I watch the subtitle scroll under the news stories.
Hurricane Season is here! There’s a tropical movement over the Atlantic they’re watching, but they expect Tempest to be able to stop the storm from developing further.
A hero named Time-Out is being accused of sexual assault and harassment, one in a recent string of high profile allegations.
A group of vigilantes accidentally killed a bus full of innocent people in Seattle.
The OPI department of Phoenix is under fire for their handling of a Heavyweight villain named Moss. That battle apparently ended with over 50 dead.
Megajoule was right in his video, even if he was clearly not in his right mind. The world’s broken, and pretending the heroes and villains give us some kind of structure to lean on isn’t working.
The lock turns. Doc walks into the apartment, more grocery bags in hand. “Oi.” He starts to shuffle his shoes off.
Epione nods at me from behind her book. Moment of truth. I stand up. My heart pounds against my rib cage.
I summon all my courage, even though my body is shaking again. “I saw Megajoule’s last video. You were in it.”
Doc stops mid shuffle. His face is blank. He grunts.
“You were behind the camera.”
“You weren’t supposed to see that video. It shouldn’t have been on the drive.” Doc shakes his head.
“Megajoule said he knew the real reason I was made, and Nero asked you if you spilled the beans. Why was I made?” I ask.
“Kid, you don’t want that answer. You don’t want Epione to hear this.”
“Who were you?” I shout.
Doc turns to me, his face a ghoulish mix of terror and fury. He throws his grocery bag to the floor. “Kid!” He steps toward me.
I stand at my full height, and I don’t give him any ground. “Who?!”
Doc stops just short of our living room.
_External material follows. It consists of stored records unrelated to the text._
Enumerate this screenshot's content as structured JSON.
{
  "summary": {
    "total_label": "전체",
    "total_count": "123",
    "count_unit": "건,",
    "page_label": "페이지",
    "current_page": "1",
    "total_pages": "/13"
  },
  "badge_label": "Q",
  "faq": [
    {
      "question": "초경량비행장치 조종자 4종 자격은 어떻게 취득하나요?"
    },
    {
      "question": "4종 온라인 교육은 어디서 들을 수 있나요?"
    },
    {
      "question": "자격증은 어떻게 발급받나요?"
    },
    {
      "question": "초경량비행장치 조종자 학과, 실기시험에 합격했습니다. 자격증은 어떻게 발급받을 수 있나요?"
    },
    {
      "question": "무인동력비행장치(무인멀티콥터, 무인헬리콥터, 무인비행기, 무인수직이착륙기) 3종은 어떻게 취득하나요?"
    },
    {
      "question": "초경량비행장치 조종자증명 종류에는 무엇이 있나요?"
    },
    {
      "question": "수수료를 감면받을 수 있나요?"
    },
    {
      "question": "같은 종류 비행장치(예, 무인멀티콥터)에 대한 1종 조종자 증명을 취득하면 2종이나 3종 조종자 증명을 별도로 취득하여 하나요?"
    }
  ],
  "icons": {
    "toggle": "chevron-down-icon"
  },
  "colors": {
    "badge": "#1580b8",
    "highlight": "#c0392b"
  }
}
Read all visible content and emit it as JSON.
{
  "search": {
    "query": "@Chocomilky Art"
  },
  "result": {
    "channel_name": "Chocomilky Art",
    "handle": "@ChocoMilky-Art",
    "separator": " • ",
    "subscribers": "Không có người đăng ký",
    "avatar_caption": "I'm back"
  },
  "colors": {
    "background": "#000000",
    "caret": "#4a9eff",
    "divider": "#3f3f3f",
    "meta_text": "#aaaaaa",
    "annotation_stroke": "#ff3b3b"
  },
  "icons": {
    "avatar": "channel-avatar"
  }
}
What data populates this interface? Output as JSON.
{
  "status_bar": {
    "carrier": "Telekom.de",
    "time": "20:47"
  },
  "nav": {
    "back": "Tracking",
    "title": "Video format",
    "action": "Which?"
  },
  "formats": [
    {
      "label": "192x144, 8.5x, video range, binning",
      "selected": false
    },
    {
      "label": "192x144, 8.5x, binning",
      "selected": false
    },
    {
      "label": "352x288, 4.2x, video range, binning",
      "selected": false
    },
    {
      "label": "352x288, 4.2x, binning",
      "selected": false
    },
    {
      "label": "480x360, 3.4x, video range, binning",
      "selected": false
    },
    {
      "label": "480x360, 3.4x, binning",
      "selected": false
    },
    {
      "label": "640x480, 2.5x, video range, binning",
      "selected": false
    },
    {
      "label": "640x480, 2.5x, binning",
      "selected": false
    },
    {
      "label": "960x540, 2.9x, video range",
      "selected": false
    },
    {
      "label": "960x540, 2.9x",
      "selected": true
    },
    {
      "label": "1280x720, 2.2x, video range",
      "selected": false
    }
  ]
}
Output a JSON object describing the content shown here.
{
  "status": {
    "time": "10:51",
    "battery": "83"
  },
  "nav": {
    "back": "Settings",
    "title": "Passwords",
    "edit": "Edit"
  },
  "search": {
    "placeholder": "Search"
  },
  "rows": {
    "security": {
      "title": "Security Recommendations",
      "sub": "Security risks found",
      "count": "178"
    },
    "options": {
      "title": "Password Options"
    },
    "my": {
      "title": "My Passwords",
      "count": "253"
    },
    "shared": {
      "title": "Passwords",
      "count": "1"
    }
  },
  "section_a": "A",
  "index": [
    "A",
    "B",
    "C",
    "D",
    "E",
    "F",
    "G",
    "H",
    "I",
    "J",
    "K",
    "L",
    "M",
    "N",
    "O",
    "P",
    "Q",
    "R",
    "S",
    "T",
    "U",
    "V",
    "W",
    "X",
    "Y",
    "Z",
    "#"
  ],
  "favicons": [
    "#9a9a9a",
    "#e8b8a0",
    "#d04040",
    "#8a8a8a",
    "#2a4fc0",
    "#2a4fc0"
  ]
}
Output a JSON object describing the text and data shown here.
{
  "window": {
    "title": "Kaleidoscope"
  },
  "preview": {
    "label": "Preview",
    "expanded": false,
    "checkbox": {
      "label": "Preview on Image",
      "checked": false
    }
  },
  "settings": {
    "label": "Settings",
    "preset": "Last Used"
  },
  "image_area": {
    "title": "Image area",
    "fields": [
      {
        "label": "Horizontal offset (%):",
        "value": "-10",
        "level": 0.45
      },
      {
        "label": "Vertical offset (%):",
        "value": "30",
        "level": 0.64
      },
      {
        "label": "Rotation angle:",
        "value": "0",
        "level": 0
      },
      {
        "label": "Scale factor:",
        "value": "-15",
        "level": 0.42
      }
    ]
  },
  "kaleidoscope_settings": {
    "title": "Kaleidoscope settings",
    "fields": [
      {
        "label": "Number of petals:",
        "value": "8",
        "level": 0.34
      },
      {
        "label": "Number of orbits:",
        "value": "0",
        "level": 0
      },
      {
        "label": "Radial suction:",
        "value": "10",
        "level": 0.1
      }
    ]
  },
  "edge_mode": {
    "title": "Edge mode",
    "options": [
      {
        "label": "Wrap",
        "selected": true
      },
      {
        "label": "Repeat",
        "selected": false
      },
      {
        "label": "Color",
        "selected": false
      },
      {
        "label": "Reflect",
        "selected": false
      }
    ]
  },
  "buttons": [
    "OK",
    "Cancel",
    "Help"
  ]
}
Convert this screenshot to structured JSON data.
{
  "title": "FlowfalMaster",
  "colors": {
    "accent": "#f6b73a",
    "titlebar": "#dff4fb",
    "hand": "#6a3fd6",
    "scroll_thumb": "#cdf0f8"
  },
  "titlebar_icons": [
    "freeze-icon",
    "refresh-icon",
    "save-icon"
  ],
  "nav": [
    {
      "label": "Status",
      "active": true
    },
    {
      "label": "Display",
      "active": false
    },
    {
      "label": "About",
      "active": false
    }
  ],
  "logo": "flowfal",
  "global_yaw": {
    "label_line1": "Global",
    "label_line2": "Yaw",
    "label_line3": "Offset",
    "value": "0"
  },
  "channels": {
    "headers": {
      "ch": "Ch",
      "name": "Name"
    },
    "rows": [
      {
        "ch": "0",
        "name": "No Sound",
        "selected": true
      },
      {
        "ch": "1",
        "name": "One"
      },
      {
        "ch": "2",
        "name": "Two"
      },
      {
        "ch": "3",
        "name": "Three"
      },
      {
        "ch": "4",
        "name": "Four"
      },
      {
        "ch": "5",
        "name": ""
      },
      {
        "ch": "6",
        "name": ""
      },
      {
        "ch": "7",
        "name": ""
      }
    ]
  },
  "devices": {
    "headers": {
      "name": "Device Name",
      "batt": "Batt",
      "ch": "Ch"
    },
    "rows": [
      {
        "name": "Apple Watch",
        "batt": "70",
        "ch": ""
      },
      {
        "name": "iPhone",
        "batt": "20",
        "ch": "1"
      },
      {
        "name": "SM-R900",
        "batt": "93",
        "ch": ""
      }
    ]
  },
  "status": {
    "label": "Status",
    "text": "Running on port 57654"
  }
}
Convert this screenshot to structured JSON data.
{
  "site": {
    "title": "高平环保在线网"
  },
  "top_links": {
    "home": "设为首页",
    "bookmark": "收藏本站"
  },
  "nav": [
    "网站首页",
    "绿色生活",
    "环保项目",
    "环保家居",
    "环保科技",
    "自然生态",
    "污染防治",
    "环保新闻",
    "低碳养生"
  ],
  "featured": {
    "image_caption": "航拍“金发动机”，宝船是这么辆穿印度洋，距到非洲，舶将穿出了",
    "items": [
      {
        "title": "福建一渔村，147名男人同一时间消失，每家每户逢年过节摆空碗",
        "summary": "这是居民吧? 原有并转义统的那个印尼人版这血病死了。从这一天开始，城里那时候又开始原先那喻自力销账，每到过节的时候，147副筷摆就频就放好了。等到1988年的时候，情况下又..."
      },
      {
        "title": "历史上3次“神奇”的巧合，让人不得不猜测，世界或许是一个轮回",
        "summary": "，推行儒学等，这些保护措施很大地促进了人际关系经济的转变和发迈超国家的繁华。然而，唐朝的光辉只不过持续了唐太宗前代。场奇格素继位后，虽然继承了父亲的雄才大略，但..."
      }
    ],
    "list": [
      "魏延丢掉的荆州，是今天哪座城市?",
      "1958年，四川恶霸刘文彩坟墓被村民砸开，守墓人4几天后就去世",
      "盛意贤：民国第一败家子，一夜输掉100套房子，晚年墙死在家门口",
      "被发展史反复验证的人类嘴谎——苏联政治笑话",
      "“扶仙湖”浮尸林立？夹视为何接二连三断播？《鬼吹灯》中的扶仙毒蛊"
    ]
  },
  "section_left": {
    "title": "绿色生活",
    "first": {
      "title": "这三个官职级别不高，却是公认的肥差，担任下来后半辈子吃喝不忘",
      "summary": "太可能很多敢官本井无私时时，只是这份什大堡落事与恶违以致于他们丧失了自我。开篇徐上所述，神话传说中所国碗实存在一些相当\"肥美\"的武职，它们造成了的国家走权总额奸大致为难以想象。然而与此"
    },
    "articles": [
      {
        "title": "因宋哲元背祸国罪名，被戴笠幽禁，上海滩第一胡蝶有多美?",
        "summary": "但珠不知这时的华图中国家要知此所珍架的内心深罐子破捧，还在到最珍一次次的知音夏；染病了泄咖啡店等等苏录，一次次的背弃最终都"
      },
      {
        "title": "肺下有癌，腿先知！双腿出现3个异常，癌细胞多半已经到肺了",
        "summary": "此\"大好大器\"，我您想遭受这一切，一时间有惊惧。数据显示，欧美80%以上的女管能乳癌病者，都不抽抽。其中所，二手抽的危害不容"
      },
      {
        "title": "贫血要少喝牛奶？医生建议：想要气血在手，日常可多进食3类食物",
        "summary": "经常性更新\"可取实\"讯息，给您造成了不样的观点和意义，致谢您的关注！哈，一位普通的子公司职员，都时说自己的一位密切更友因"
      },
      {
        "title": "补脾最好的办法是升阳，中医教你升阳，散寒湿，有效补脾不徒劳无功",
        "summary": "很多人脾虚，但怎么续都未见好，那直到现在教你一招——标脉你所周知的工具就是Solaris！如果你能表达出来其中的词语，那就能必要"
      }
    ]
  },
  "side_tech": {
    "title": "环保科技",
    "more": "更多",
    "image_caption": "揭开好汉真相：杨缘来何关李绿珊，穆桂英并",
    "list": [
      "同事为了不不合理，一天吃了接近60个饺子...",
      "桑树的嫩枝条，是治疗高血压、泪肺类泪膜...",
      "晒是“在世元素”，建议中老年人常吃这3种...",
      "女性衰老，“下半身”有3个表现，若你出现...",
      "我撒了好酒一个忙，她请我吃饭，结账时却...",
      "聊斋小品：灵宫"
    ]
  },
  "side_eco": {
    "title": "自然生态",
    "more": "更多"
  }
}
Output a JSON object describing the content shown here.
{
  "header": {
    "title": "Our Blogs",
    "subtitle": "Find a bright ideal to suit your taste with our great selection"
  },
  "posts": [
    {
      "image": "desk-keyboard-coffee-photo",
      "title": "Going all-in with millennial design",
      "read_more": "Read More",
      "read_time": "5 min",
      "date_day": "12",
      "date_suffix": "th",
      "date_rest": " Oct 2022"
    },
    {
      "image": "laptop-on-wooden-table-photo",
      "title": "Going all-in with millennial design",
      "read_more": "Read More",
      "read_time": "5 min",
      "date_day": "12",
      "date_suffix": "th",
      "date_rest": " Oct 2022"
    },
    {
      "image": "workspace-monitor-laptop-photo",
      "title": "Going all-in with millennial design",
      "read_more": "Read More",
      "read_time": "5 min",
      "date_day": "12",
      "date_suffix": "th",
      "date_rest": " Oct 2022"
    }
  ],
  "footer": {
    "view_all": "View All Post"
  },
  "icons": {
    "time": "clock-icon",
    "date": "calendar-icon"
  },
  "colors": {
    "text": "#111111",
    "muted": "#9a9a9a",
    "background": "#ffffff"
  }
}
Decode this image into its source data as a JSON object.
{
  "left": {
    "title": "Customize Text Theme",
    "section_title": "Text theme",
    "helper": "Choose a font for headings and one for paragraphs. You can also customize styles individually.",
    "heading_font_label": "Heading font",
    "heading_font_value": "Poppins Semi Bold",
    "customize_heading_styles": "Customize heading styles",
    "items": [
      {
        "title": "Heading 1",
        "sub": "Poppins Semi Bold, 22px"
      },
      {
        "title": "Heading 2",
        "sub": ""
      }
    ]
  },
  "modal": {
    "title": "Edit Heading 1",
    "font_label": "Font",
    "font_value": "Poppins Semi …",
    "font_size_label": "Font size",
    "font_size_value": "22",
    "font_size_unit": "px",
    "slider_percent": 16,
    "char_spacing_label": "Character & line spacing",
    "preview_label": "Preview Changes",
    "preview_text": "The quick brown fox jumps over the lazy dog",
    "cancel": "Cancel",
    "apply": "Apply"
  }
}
Tears well in his eyes. I’ve never seen him cry. He groans in agony, and says, “They asked me to kill him.”